For Walter Danver, brewing has become a way of life with the goal of introducing old world styles with local taste. What began as a friend of a friend scheduling a brew day and sharing what he knew has become a passion that fills many hours. Let’s talk first steps though.
In the beginning to brew a beer, Walter took grain/malted barley and hot water to create a mash. This process was done in a rectangular run of the mill cooler. The mash converts to sugar water and is transferred to the kettle for a boil. They added hops and boiled for an hour. After that, the wort (after boil) was transferred to a glass fermenter and was naturally cooled. The next morning, they pitched an American culture purchased from an online source. Simple, yet just the beginning.

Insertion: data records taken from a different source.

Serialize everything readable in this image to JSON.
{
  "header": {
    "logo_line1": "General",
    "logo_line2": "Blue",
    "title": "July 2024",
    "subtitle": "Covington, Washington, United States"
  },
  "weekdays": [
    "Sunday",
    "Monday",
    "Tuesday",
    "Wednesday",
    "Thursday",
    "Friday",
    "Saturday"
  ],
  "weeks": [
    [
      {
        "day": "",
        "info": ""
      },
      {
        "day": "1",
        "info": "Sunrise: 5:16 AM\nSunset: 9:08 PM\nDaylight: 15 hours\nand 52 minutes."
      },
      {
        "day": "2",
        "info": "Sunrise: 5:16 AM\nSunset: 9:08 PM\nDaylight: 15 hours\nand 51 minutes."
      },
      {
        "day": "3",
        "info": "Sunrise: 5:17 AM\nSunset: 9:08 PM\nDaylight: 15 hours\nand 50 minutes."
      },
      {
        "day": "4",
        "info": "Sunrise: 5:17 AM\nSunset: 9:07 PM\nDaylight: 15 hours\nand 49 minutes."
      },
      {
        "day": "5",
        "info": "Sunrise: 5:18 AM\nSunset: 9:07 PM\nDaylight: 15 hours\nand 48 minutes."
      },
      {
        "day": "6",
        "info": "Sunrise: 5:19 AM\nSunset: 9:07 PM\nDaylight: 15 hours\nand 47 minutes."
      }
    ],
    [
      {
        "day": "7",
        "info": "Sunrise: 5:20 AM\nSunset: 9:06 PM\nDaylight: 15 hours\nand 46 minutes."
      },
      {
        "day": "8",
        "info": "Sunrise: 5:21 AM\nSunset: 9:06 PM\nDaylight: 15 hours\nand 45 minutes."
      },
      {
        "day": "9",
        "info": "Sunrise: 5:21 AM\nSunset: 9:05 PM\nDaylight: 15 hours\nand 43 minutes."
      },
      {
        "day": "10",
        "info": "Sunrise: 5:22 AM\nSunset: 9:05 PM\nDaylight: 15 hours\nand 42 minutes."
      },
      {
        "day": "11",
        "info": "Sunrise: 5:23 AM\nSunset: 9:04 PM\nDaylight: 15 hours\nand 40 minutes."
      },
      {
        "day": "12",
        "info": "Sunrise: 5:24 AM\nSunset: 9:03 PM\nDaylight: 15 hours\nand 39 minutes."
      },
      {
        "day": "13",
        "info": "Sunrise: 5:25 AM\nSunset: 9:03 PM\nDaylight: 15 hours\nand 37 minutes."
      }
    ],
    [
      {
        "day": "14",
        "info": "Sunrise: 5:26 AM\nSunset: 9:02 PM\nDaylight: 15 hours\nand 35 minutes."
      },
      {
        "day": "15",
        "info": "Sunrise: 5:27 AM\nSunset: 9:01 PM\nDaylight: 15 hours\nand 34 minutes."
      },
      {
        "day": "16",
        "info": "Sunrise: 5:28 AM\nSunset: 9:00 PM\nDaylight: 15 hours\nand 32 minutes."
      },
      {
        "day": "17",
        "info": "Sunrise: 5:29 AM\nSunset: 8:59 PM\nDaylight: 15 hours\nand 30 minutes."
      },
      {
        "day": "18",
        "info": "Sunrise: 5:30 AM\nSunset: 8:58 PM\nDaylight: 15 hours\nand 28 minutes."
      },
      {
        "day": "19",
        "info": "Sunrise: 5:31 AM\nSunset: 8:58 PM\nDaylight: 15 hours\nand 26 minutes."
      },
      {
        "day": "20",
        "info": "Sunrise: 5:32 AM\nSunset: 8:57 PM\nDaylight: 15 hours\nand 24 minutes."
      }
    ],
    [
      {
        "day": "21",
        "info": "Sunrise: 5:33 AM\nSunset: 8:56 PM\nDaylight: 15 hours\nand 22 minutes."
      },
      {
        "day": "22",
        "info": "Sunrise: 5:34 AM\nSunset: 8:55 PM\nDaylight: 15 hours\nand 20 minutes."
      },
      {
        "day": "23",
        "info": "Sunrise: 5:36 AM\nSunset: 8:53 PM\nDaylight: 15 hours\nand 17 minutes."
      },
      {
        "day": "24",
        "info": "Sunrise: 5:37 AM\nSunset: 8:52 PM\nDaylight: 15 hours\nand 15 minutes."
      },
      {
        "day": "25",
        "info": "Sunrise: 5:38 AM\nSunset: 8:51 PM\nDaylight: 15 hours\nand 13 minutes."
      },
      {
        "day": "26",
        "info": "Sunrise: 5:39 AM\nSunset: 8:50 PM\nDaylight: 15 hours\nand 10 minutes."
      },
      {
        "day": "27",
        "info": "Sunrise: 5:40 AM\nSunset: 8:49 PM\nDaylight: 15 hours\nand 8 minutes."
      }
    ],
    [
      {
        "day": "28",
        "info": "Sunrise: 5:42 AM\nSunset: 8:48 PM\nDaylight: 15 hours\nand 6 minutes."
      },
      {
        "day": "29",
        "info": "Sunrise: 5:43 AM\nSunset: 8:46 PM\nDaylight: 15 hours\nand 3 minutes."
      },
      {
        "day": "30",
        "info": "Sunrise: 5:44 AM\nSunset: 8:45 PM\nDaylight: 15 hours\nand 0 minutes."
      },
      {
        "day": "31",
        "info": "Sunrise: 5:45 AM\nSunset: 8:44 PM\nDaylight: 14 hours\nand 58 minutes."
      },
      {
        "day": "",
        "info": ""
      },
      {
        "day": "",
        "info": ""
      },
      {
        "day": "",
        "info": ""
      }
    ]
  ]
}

Fast forward to the early 2000’s, Walter started upgrading his system going from stove top kettle and partial mashes to building a custom brew system that could brew a half barrel. He was reading books and surrounding himself with like-minded people living the brew culture. The system is single-tiered consisting of three converted 15.5 stainless steel kegs, built to run on propane. Called a Brutus, the build is a classic using gas burners that are electronically controlled to turn on and off to manage the temperature of the hot liquor tank and the Mash Tun. Walter upgraded to 25 gallon kettles like you would find in a soup kitchen. This allowed him to increase production volumes. Walter was president of the local home brew club “Wort Dreams.” He would host meetings where he would have six taps of different styles for the members to enjoy. The big time beer geeks has special meetings working with experimental beers, Walter would brew a batch of wort to split amongst the group. Each person would manipulate their batch, some adding fruit and spices, others changing the yeast and bacteria strains, some fermenting at different temperatures. The rule was that each had to keep accurate documentation of their process/procedures. After completion, they would come back together and compare with a sensory analysis of each beer.
As times change, so do processes. In early 2016, Rick Jenkins was planning a water plant in his instrumentation shop to display demos. Walter’s idea was to brew beer instead. The focus was old world styles, mixed fermentation and spontaneous fermentation inspired by classic Belgian Lambic beer. They’re still at it, learning new things with each batch. More to come on that.
Interested in getting started yourself? Begin with education. Podcasts are popular, check out